Yet, not everyone agrees that the anonymity of the Internet is at the root of the cyber-bullying problem.
Online bullying has led to real-world conflict
"Gossip message boards are not very different from the graffiti on the bathroom stall of 20 years ago," said Klaus Seifried, head of a juvenile psychological advisory center in Berlin, in an interview with German broadcaster RBB.
"The real difference is that while maybe one or even 10 people saw what was written on the bathroom stall, the nature of the Internet means that now 1,000 people can easily read the same small-minded insults," Seifried said.
Taking a stand
But unlike simply sending in a janitor to paint over a wall of graffiti, combating cyber-bullying has proven more difficult. Many schools feel it's not their responsibility to deal with what students do online, says Kristine Kretschmer, an activist with the anti-bullying initiative SeitenStark.

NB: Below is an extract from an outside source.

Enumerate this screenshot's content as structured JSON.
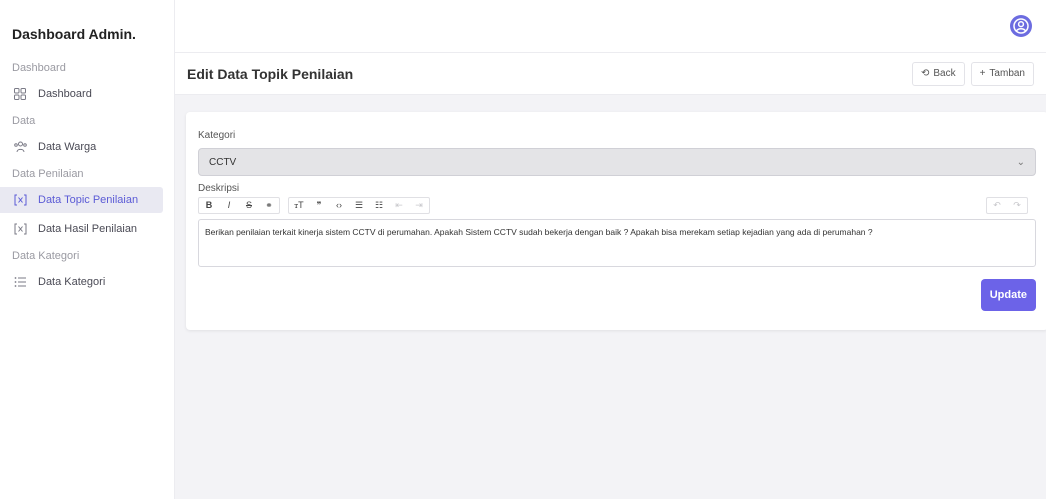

However, that doesn't mean bullied students are helpless.
"With sites like 'iShareGossip,' which is organized according to the name of the school, you can always make screenshots of the material either to give to the school so that it can be dealt with directly, or - if you know who the perpetrator is - turn it in to the police."
Author: Sarah Harman
Editor: Nancy Isenson